*Task to complete*
Could you retype every line below exactly, omitting the images?

───── Supplied data ─────

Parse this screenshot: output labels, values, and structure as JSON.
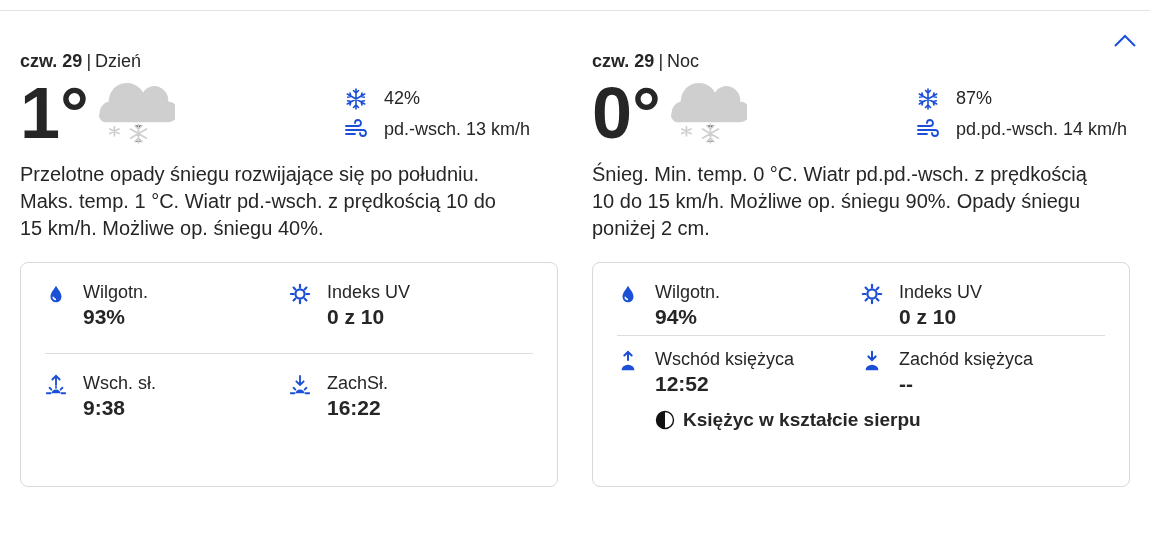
{
  "panel": {
    "expanded": true
  },
  "periods": [
    {
      "date": "czw. 29",
      "separator": "|",
      "part": "Dzień",
      "temperature": "1°",
      "precipitation": "42%",
      "wind": "pd.-wsch. 13 km/h",
      "summary": "Przelotne opady śniegu rozwijające się po południu. Maks. temp. 1 °C. Wiatr pd.-wsch. z prędkością 10 do 15 km/h. Możliwe op. śniegu 40%.",
      "detail_rows": [
        [
          {
            "kind": "humidity",
            "label": "Wilgotn.",
            "value": "93%"
          },
          {
            "kind": "uv",
            "label": "Indeks UV",
            "value": "0 z 10"
          }
        ],
        [
          {
            "kind": "sunrise",
            "label": "Wsch. sł.",
            "value": "9:38"
          },
          {
            "kind": "sunset",
            "label": "ZachSł.",
            "value": "16:22"
          }
        ]
      ]
    },
    {
      "date": "czw. 29",
      "separator": "|",
      "part": "Noc",
      "temperature": "0°",
      "precipitation": "87%",
      "wind": "pd.pd.-wsch. 14 km/h",
      "summary": "Śnieg. Min. temp. 0 °C. Wiatr pd.pd.-wsch. z prędkością 10 do 15 km/h. Możliwe op. śniegu 90%. Opady śniegu poniżej 2 cm.",
      "detail_rows": [
        [
          {
            "kind": "humidity",
            "label": "Wilgotn.",
            "value": "94%"
          },
          {
            "kind": "uv",
            "label": "Indeks UV",
            "value": "0 z 10"
          }
        ],
        [
          {
            "kind": "moonrise",
            "label": "Wschód księżyca",
            "value": "12:52"
          },
          {
            "kind": "moonset",
            "label": "Zachód księżyca",
            "value": "--"
          }
        ]
      ],
      "moon_phase": "Księżyc w kształcie sierpu"
    }
  ]
}
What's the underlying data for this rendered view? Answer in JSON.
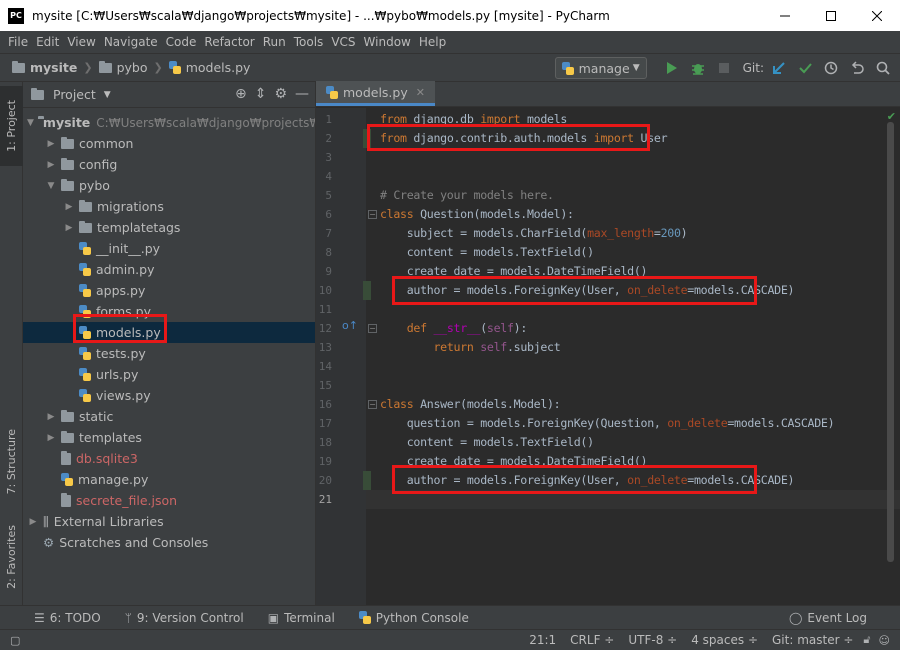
{
  "window": {
    "title": "mysite [C:₩Users₩scala₩django₩projects₩mysite] - ...₩pybo₩models.py [mysite] - PyCharm",
    "app_badge": "PC"
  },
  "menu": [
    "File",
    "Edit",
    "View",
    "Navigate",
    "Code",
    "Refactor",
    "Run",
    "Tools",
    "VCS",
    "Window",
    "Help"
  ],
  "breadcrumb": [
    "mysite",
    "pybo",
    "models.py"
  ],
  "toolbar": {
    "run_config": "manage",
    "git_label": "Git:"
  },
  "left_tools": {
    "project": "1: Project",
    "structure": "7: Structure",
    "favorites": "2: Favorites"
  },
  "project_panel": {
    "title": "Project",
    "tree": [
      {
        "label": "mysite",
        "path": "C:₩Users₩scala₩django₩projects₩mysite",
        "type": "folder",
        "expanded": true
      },
      {
        "label": "common",
        "type": "folder"
      },
      {
        "label": "config",
        "type": "folder"
      },
      {
        "label": "pybo",
        "type": "folder",
        "expanded": true
      },
      {
        "label": "migrations",
        "type": "folder"
      },
      {
        "label": "templatetags",
        "type": "folder"
      },
      {
        "label": "__init__.py",
        "type": "py"
      },
      {
        "label": "admin.py",
        "type": "py"
      },
      {
        "label": "apps.py",
        "type": "py"
      },
      {
        "label": "forms.py",
        "type": "py"
      },
      {
        "label": "models.py",
        "type": "py",
        "selected": true
      },
      {
        "label": "tests.py",
        "type": "py"
      },
      {
        "label": "urls.py",
        "type": "py"
      },
      {
        "label": "views.py",
        "type": "py"
      },
      {
        "label": "static",
        "type": "folder"
      },
      {
        "label": "templates",
        "type": "folder"
      },
      {
        "label": "db.sqlite3",
        "type": "db",
        "red": true
      },
      {
        "label": "manage.py",
        "type": "py"
      },
      {
        "label": "secrete_file.json",
        "type": "json",
        "red": true
      },
      {
        "label": "External Libraries",
        "type": "lib"
      },
      {
        "label": "Scratches and Consoles",
        "type": "scratch"
      }
    ]
  },
  "editor": {
    "tab": "models.py",
    "current_line": 21,
    "lines": [
      [
        [
          "kw",
          "from"
        ],
        [
          "t",
          " django.db "
        ],
        [
          "kw",
          "import"
        ],
        [
          "t",
          " models"
        ]
      ],
      [
        [
          "kw",
          "from"
        ],
        [
          "t",
          " django.contrib.auth.models "
        ],
        [
          "kw",
          "import"
        ],
        [
          "t",
          " User"
        ]
      ],
      [],
      [],
      [
        [
          "cm",
          "# Create your models here."
        ]
      ],
      [
        [
          "kw",
          "class"
        ],
        [
          "t",
          " Question(models.Model):"
        ]
      ],
      [
        [
          "t",
          "    subject = models.CharField("
        ],
        [
          "par",
          "max_length"
        ],
        [
          "t",
          "="
        ],
        [
          "num",
          "200"
        ],
        [
          "t",
          ")"
        ]
      ],
      [
        [
          "t",
          "    content = models.TextField()"
        ]
      ],
      [
        [
          "t",
          "    create_date = models.DateTimeField()"
        ]
      ],
      [
        [
          "t",
          "    author = models.ForeignKey(User, "
        ],
        [
          "par",
          "on_delete"
        ],
        [
          "t",
          "=models.CASCADE)"
        ]
      ],
      [],
      [
        [
          "t",
          "    "
        ],
        [
          "kw",
          "def"
        ],
        [
          "t",
          " "
        ],
        [
          "mg",
          "__str__"
        ],
        [
          "t",
          "("
        ],
        [
          "slf",
          "self"
        ],
        [
          "t",
          "):"
        ]
      ],
      [
        [
          "t",
          "        "
        ],
        [
          "kw",
          "return"
        ],
        [
          "t",
          " "
        ],
        [
          "slf",
          "self"
        ],
        [
          "t",
          ".subject"
        ]
      ],
      [],
      [],
      [
        [
          "kw",
          "class"
        ],
        [
          "t",
          " Answer(models.Model):"
        ]
      ],
      [
        [
          "t",
          "    question = models.ForeignKey(Question, "
        ],
        [
          "par",
          "on_delete"
        ],
        [
          "t",
          "=models.CASCADE)"
        ]
      ],
      [
        [
          "t",
          "    content = models.TextField()"
        ]
      ],
      [
        [
          "t",
          "    create_date = models.DateTimeField()"
        ]
      ],
      [
        [
          "t",
          "    author = models.ForeignKey(User, "
        ],
        [
          "par",
          "on_delete"
        ],
        [
          "t",
          "=models.CASCADE)"
        ]
      ],
      []
    ]
  },
  "bottom_tools": [
    "6: TODO",
    "9: Version Control",
    "Terminal",
    "Python Console"
  ],
  "event_log": "Event Log",
  "status": {
    "position": "21:1",
    "line_sep": "CRLF ÷",
    "encoding": "UTF-8 ÷",
    "indent": "4 spaces ÷",
    "git": "Git: master ÷"
  },
  "colors": {
    "highlight": "#e81818",
    "selection": "#0d293e",
    "accent": "#4a88c7"
  }
}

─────

*Written solution*
Parse this screenshot: output labels, values, and structure as JSON.
{
  "panel": {
    "expanded": true
  },
  "periods": [
    {
      "date": "czw. 29",
      "separator": "|",
      "part": "Dzień",
      "temperature": "1°",
      "precipitation": "42%",
      "wind": "pd.-wsch. 13 km/h",
      "summary": "Przelotne opady śniegu rozwijające się po południu. Maks. temp. 1 °C. Wiatr pd.-wsch. z prędkością 10 do 15 km/h. Możliwe op. śniegu 40%.",
      "detail_rows": [
        [
          {
            "kind": "humidity",
            "label": "Wilgotn.",
            "value": "93%"
          },
          {
            "kind": "uv",
            "label": "Indeks UV",
            "value": "0 z 10"
          }
        ],
        [
          {
            "kind": "sunrise",
            "label": "Wsch. sł.",
            "value": "9:38"
          },
          {
            "kind": "sunset",
            "label": "ZachSł.",
            "value": "16:22"
          }
        ]
      ]
    },
    {
      "date": "czw. 29",
      "separator": "|",
      "part": "Noc",
      "temperature": "0°",
      "precipitation": "87%",
      "wind": "pd.pd.-wsch. 14 km/h",
      "summary": "Śnieg. Min. temp. 0 °C. Wiatr pd.pd.-wsch. z prędkością 10 do 15 km/h. Możliwe op. śniegu 90%. Opady śniegu poniżej 2 cm.",
      "detail_rows": [
        [
          {
            "kind": "humidity",
            "label": "Wilgotn.",
            "value": "94%"
          },
          {
            "kind": "uv",
            "label": "Indeks UV",
            "value": "0 z 10"
          }
        ],
        [
          {
            "kind": "moonrise",
            "label": "Wschód księżyca",
            "value": "12:52"
          },
          {
            "kind": "moonset",
            "label": "Zachód księżyca",
            "value": "--"
          }
        ]
      ],
      "moon_phase": "Księżyc w kształcie sierpu"
    }
  ]
}
What's the underlying data for this rendered view? Answer in JSON.
{
  "window": {
    "title": "mysite [C:₩Users₩scala₩django₩projects₩mysite] - ...₩pybo₩models.py [mysite] - PyCharm",
    "app_badge": "PC"
  },
  "menu": [
    "File",
    "Edit",
    "View",
    "Navigate",
    "Code",
    "Refactor",
    "Run",
    "Tools",
    "VCS",
    "Window",
    "Help"
  ],
  "breadcrumb": [
    "mysite",
    "pybo",
    "models.py"
  ],
  "toolbar": {
    "run_config": "manage",
    "git_label": "Git:"
  },
  "left_tools": {
    "project": "1: Project",
    "structure": "7: Structure",
    "favorites": "2: Favorites"
  },
  "project_panel": {
    "title": "Project",
    "tree": [
      {
        "label": "mysite",
        "path": "C:₩Users₩scala₩django₩projects₩mysite",
        "type": "folder",
        "expanded": true
      },
      {
        "label": "common",
        "type": "folder"
      },
      {
        "label": "config",
        "type": "folder"
      },
      {
        "label": "pybo",
        "type": "folder",
        "expanded": true
      },
      {
        "label": "migrations",
        "type": "folder"
      },
      {
        "label": "templatetags",
        "type": "folder"
      },
      {
        "label": "__init__.py",
        "type": "py"
      },
      {
        "label": "admin.py",
        "type": "py"
      },
      {
        "label": "apps.py",
        "type": "py"
      },
      {
        "label": "forms.py",
        "type": "py"
      },
      {
        "label": "models.py",
        "type": "py",
        "selected": true
      },
      {
        "label": "tests.py",
        "type": "py"
      },
      {
        "label": "urls.py",
        "type": "py"
      },
      {
        "label": "views.py",
        "type": "py"
      },
      {
        "label": "static",
        "type": "folder"
      },
      {
        "label": "templates",
        "type": "folder"
      },
      {
        "label": "db.sqlite3",
        "type": "db",
        "red": true
      },
      {
        "label": "manage.py",
        "type": "py"
      },
      {
        "label": "secrete_file.json",
        "type": "json",
        "red": true
      },
      {
        "label": "External Libraries",
        "type": "lib"
      },
      {
        "label": "Scratches and Consoles",
        "type": "scratch"
      }
    ]
  },
  "editor": {
    "tab": "models.py",
    "current_line": 21,
    "lines": [
      [
        [
          "kw",
          "from"
        ],
        [
          "t",
          " django.db "
        ],
        [
          "kw",
          "import"
        ],
        [
          "t",
          " models"
        ]
      ],
      [
        [
          "kw",
          "from"
        ],
        [
          "t",
          " django.contrib.auth.models "
        ],
        [
          "kw",
          "import"
        ],
        [
          "t",
          " User"
        ]
      ],
      [],
      [],
      [
        [
          "cm",
          "# Create your models here."
        ]
      ],
      [
        [
          "kw",
          "class"
        ],
        [
          "t",
          " Question(models.Model):"
        ]
      ],
      [
        [
          "t",
          "    subject = models.CharField("
        ],
        [
          "par",
          "max_length"
        ],
        [
          "t",
          "="
        ],
        [
          "num",
          "200"
        ],
        [
          "t",
          ")"
        ]
      ],
      [
        [
          "t",
          "    content = models.TextField()"
        ]
      ],
      [
        [
          "t",
          "    create_date = models.DateTimeField()"
        ]
      ],
      [
        [
          "t",
          "    author = models.ForeignKey(User, "
        ],
        [
          "par",
          "on_delete"
        ],
        [
          "t",
          "=models.CASCADE)"
        ]
      ],
      [],
      [
        [
          "t",
          "    "
        ],
        [
          "kw",
          "def"
        ],
        [
          "t",
          " "
        ],
        [
          "mg",
          "__str__"
        ],
        [
          "t",
          "("
        ],
        [
          "slf",
          "self"
        ],
        [
          "t",
          "):"
        ]
      ],
      [
        [
          "t",
          "        "
        ],
        [
          "kw",
          "return"
        ],
        [
          "t",
          " "
        ],
        [
          "slf",
          "self"
        ],
        [
          "t",
          ".subject"
        ]
      ],
      [],
      [],
      [
        [
          "kw",
          "class"
        ],
        [
          "t",
          " Answer(models.Model):"
        ]
      ],
      [
        [
          "t",
          "    question = models.ForeignKey(Question, "
        ],
        [
          "par",
          "on_delete"
        ],
        [
          "t",
          "=models.CASCADE)"
        ]
      ],
      [
        [
          "t",
          "    content = models.TextField()"
        ]
      ],
      [
        [
          "t",
          "    create_date = models.DateTimeField()"
        ]
      ],
      [
        [
          "t",
          "    author = models.ForeignKey(User, "
        ],
        [
          "par",
          "on_delete"
        ],
        [
          "t",
          "=models.CASCADE)"
        ]
      ],
      []
    ]
  },
  "bottom_tools": [
    "6: TODO",
    "9: Version Control",
    "Terminal",
    "Python Console"
  ],
  "event_log": "Event Log",
  "status": {
    "position": "21:1",
    "line_sep": "CRLF ÷",
    "encoding": "UTF-8 ÷",
    "indent": "4 spaces ÷",
    "git": "Git: master ÷"
  },
  "colors": {
    "highlight": "#e81818",
    "selection": "#0d293e",
    "accent": "#4a88c7"
  }
}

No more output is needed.